Agreeing with Dawn, Georgia highlights an additional part of her job is looking at the procurement side and helping the company save money. “Negotiating with suppliers and making sure we are getting the best price and that we’re not over-paying or over-ordering is a significant aspect of my job,” says Georgia.
She also emphasises on the contribution of her team. “Sophia Woollam, Claire Bonner, Zoe Watts and Karen Salisbury are all doing incredible jobs making sure all the bases are supplied with drugs and consumables,” she adds.
Skills required for medicines management
If you’re interested in working in medicines management, broadly, there are two profiles for medicine management — Administrator or a Base Coordinator. For both, you need to be able to work on your own initiative but follow processes and procedures. Flexibility and being supportive to the rest of the team is key.
Explaining further, Dawn says, “For a Pharmacy Technician role, you have to be a registered and qualified person, while for the Base Coordinator and the Medicines Management Administrator, which do the day-to-day delivery and stock counts, you must have good communication skills, be hands-on and practical.”
“My advice to someone joining would be — it’s a lovely team and the role takes you out of the office — you are out and about. You’re going to be out on your own a lot and must be able to drive. It’s a huge responsibility to deliver medicines safely, and to make sure that they are safe to use, well within the expiry date and the equipment and consumable products too are of good quality and standard,” says Dawn.
While for Georgia, a lot of the learning has been on-the-job. “There are a lot mandatory things that you need to do as part of the organisation and we encourage everyone to do that in their first few days. But going out and observing someone doing the role, reading the processes, and understanding them, is important,” she says.
Support from the organisation during COVID
The last 15 months have not been easy due to COVID but both Georgia and Dawn look back and say the management team at HUC and the CCG have been extremely supportive and helpful during those times. “We’ve had quite a lot of support in obtaining PPE during desperate times at the start of the pandemic. They have supported us in the decision to have minimised visits to the bases, in order to avoid contact with potential patients and minimize the contact in the bases as well. We try to do some hours from home, however there are some tasks for which we have to be there at the base, so we plan accordingly to have minimum contact,” they both agree.
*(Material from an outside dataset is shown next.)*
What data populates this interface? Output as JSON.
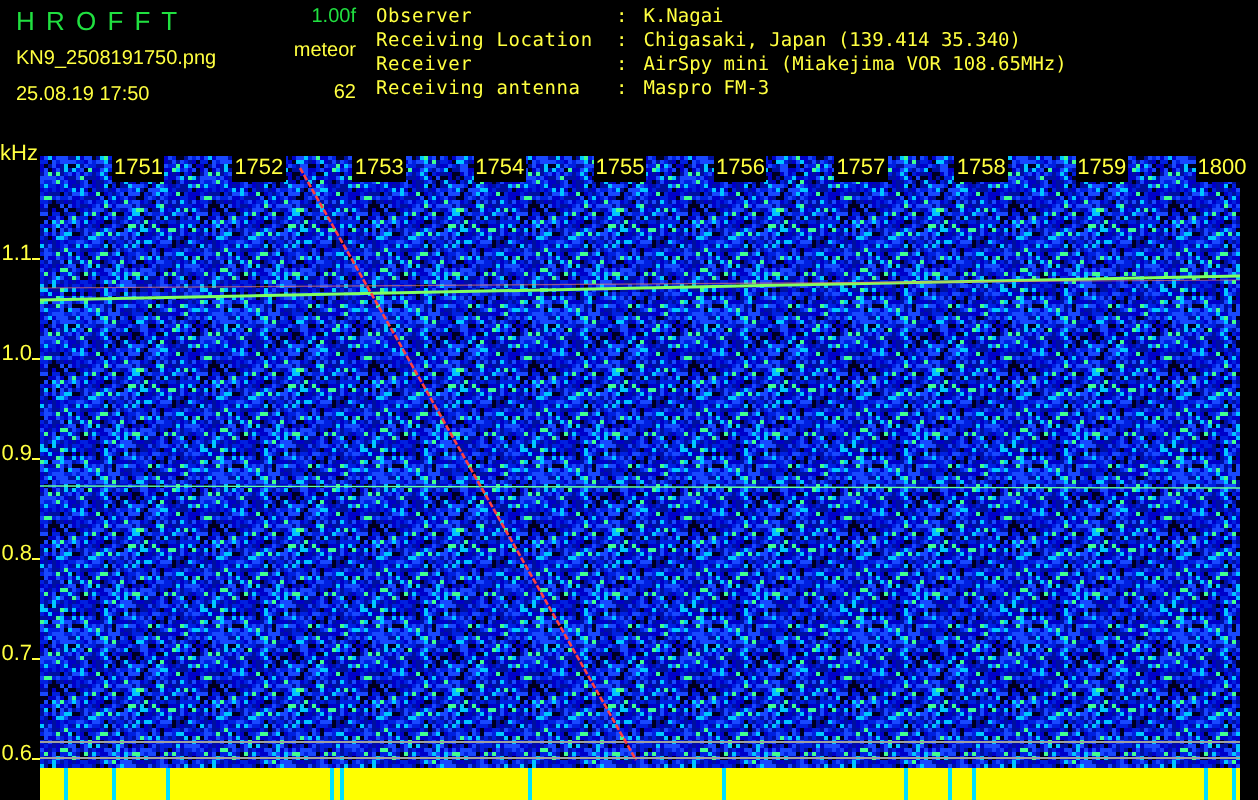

“It has been a challenging year with COVID but we’re very supportive of each other. We work well as a team and are really proud of our achievements in the last 15 months. Cambridge and Peterborough team have also worked on a training programmes to reinforce the messagess of proper processes and procedures for our Drivers and Receptionists, base staff, new starters, and others who needed training to follow the system. We developed a training programme and started delivering that in March. So far, we trained 30 colleagues and hoping now that we will roll it out to new starters so as soon as they start, we’ll have an induction session with them. We’ve had some positive feedback on that and I’m so very proud of our work this year,” adds Dawn.